(Stored data)
----
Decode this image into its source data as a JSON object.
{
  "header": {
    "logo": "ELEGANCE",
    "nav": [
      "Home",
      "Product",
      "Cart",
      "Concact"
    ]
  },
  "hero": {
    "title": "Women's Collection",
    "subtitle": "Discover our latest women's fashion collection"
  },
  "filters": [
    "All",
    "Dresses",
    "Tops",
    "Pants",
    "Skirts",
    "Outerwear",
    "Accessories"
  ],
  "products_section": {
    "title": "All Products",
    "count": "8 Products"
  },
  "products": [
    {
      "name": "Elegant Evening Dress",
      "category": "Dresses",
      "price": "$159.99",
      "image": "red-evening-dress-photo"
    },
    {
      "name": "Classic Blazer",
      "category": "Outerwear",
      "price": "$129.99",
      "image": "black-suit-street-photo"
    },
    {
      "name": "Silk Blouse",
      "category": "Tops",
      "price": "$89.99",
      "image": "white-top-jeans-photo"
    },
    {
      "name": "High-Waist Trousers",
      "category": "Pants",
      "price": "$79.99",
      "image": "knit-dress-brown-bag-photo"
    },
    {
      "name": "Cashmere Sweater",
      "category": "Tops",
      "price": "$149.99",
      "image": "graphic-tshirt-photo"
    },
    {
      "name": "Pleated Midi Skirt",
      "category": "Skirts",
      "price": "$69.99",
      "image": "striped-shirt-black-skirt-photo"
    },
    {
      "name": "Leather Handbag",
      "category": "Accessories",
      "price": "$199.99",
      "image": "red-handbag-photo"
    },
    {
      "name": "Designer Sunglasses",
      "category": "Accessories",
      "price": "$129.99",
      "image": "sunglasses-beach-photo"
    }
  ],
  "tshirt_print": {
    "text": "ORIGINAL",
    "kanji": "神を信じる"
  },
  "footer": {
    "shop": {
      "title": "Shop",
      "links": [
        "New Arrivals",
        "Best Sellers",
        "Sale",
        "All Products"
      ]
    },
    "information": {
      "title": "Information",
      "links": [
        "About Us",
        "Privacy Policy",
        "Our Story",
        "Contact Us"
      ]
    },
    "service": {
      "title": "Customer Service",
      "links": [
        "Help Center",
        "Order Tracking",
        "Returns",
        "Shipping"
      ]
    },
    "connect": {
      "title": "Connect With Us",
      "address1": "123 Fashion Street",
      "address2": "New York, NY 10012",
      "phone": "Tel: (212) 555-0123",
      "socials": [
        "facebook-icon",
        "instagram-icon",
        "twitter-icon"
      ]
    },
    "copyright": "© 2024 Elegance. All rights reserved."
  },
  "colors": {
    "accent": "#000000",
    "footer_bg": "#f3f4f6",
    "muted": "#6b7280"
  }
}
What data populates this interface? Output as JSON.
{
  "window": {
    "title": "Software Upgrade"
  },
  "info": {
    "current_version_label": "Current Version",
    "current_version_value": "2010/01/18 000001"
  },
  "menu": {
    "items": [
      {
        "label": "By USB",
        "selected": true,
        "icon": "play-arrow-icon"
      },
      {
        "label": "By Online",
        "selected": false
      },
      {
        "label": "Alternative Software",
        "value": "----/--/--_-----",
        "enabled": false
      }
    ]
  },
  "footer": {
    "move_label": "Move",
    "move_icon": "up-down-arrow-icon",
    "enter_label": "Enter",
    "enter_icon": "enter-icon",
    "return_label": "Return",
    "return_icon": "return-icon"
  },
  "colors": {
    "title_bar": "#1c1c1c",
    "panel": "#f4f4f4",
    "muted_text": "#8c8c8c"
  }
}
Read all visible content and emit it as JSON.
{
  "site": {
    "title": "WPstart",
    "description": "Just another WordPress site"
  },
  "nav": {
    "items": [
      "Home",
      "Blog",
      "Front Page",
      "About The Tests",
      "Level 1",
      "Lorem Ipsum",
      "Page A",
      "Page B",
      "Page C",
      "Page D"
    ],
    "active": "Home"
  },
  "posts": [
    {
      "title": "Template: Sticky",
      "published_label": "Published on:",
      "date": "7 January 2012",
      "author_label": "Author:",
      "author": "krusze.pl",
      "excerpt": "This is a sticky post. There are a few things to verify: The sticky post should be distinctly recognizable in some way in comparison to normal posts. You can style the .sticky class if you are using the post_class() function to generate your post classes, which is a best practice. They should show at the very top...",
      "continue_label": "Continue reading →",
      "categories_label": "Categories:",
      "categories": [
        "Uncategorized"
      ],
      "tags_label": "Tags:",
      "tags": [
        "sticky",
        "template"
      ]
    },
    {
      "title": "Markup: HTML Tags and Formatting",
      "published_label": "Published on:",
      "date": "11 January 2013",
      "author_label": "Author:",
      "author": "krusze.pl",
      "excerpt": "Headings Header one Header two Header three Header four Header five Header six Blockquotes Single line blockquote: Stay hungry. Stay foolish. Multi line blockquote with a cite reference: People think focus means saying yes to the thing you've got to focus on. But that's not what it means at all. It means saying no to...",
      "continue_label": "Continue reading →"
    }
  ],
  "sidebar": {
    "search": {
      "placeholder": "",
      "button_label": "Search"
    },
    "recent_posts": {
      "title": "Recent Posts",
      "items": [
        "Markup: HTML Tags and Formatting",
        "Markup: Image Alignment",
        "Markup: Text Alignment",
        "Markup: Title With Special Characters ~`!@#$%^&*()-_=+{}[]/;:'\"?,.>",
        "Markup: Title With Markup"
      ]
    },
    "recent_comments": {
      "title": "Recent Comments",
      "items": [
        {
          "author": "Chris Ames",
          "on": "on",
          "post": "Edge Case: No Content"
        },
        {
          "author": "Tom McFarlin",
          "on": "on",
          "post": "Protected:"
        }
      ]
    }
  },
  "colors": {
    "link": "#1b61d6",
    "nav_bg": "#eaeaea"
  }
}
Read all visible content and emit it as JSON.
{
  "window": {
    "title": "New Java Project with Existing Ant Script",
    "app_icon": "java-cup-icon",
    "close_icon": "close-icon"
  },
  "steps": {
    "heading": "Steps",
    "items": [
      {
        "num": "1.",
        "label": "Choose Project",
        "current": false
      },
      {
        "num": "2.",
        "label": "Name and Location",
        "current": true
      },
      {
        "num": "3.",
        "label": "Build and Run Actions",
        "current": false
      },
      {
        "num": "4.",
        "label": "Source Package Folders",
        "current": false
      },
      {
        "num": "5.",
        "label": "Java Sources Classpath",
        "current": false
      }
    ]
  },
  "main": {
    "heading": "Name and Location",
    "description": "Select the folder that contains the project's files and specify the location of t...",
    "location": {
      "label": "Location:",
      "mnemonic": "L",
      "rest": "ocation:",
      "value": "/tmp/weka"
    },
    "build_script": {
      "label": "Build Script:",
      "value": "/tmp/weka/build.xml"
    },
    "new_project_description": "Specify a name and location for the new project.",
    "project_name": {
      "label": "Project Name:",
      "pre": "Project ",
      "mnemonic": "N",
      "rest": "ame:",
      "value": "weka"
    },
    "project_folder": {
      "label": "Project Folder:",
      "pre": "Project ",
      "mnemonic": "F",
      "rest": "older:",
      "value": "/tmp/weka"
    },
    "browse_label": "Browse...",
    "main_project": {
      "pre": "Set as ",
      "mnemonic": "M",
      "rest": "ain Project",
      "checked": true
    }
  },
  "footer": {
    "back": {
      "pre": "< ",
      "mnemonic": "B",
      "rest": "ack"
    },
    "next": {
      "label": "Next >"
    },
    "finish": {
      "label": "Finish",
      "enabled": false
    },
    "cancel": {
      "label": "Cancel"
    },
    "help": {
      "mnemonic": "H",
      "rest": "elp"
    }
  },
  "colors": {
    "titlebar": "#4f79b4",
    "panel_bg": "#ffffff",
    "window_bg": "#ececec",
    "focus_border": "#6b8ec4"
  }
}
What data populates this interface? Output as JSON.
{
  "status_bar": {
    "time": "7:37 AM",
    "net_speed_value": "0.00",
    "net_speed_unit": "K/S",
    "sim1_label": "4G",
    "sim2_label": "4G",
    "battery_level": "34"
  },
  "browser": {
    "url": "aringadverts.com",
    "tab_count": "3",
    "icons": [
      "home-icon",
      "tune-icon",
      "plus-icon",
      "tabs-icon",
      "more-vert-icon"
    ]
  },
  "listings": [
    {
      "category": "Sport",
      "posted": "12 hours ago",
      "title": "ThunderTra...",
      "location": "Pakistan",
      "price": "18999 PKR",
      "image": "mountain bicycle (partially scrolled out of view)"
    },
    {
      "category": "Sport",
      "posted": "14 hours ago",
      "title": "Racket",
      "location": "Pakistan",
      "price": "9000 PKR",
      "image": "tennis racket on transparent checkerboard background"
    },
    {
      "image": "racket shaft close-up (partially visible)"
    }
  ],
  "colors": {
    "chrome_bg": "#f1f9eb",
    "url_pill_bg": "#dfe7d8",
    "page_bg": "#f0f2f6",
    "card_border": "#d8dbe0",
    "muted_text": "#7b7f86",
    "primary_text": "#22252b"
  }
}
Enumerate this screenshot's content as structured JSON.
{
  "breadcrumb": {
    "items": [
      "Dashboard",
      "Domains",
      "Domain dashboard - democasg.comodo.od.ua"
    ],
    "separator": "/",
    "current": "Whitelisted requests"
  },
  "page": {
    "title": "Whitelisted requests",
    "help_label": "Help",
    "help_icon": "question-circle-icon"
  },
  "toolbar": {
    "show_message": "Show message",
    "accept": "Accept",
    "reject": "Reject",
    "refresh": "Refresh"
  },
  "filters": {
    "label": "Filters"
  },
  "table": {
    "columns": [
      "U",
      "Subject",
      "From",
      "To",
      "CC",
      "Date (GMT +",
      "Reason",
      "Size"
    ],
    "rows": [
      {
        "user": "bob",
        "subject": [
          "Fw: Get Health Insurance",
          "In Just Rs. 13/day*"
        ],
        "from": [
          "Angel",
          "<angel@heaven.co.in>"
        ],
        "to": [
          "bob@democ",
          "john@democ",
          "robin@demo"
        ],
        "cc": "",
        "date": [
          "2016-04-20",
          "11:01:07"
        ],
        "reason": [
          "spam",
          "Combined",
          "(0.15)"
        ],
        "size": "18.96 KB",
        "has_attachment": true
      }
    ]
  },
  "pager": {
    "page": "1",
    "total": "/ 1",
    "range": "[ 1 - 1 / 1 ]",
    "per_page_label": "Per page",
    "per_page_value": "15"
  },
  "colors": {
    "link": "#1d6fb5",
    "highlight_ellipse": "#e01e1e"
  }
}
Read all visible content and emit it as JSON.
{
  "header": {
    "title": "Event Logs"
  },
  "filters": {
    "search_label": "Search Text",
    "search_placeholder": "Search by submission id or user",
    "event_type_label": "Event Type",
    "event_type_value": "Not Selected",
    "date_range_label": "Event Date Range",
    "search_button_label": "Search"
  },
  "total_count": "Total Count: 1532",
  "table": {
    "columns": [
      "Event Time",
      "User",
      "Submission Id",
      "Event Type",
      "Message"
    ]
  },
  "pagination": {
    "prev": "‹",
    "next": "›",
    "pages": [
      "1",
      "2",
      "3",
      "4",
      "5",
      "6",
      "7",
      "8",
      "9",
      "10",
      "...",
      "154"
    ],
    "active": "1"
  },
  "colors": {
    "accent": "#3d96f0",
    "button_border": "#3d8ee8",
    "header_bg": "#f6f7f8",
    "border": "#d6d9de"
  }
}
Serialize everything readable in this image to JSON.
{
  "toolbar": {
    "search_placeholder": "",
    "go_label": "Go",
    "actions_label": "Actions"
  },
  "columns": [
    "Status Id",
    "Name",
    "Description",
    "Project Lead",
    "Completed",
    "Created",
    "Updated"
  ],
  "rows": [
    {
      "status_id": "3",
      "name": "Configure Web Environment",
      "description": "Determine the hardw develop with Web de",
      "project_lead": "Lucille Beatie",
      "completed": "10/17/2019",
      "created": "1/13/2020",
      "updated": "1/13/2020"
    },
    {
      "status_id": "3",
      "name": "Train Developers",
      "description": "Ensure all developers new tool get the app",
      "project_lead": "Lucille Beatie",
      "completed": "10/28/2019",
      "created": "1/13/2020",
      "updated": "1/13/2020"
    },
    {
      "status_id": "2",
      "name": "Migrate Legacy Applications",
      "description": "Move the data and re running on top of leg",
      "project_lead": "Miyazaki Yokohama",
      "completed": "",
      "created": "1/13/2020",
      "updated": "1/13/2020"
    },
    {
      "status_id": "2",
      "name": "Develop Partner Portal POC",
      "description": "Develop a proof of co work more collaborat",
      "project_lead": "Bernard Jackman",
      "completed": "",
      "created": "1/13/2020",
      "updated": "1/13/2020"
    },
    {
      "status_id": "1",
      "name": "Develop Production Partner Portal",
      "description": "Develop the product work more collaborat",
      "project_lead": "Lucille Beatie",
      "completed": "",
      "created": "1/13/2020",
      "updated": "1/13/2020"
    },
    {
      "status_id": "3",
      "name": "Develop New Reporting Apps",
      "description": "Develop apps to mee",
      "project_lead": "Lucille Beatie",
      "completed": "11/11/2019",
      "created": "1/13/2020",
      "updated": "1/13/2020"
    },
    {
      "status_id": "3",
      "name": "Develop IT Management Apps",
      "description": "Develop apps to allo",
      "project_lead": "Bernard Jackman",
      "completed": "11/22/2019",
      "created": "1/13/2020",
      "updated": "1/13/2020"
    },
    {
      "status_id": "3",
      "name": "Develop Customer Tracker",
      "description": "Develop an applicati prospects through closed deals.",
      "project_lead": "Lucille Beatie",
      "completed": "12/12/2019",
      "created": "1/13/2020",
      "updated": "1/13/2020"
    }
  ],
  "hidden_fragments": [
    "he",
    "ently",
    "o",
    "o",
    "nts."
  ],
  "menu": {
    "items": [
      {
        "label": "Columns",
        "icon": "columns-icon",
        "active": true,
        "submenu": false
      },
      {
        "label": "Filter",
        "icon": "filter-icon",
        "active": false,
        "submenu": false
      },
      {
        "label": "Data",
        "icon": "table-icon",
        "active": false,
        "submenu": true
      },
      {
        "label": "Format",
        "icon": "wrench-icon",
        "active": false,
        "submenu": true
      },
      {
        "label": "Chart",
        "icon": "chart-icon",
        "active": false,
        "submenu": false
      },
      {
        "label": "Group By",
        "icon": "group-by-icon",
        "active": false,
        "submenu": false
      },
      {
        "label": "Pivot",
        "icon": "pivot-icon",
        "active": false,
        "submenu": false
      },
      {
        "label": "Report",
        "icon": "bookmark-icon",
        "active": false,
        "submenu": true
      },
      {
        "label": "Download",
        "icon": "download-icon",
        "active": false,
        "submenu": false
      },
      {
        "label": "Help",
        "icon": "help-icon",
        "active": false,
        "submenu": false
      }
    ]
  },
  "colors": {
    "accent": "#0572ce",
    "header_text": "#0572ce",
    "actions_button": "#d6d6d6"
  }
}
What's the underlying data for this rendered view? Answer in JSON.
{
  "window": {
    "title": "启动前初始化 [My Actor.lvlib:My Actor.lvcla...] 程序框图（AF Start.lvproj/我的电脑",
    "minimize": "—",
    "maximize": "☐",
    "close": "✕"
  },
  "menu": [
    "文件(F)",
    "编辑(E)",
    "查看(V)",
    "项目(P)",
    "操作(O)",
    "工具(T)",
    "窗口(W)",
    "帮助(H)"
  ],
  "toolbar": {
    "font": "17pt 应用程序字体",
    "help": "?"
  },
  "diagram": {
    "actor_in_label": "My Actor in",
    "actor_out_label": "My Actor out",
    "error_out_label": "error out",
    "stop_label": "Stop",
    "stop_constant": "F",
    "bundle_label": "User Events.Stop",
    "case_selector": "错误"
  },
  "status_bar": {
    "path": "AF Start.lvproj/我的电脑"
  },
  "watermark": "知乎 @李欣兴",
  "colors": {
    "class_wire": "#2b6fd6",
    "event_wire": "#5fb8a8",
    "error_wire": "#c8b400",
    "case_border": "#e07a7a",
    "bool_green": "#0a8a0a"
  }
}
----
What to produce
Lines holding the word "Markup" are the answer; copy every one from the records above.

The answer
      "title": "Markup: HTML Tags and Formatting",
        "Markup: HTML Tags and Formatting",
        "Markup: Image Alignment",
        "Markup: Text Alignment",
        "Markup: Title With Special Characters ~`!@#$%^&*()-_=+{}[]/;:'\"?,.>",
        "Markup: Title With Markup"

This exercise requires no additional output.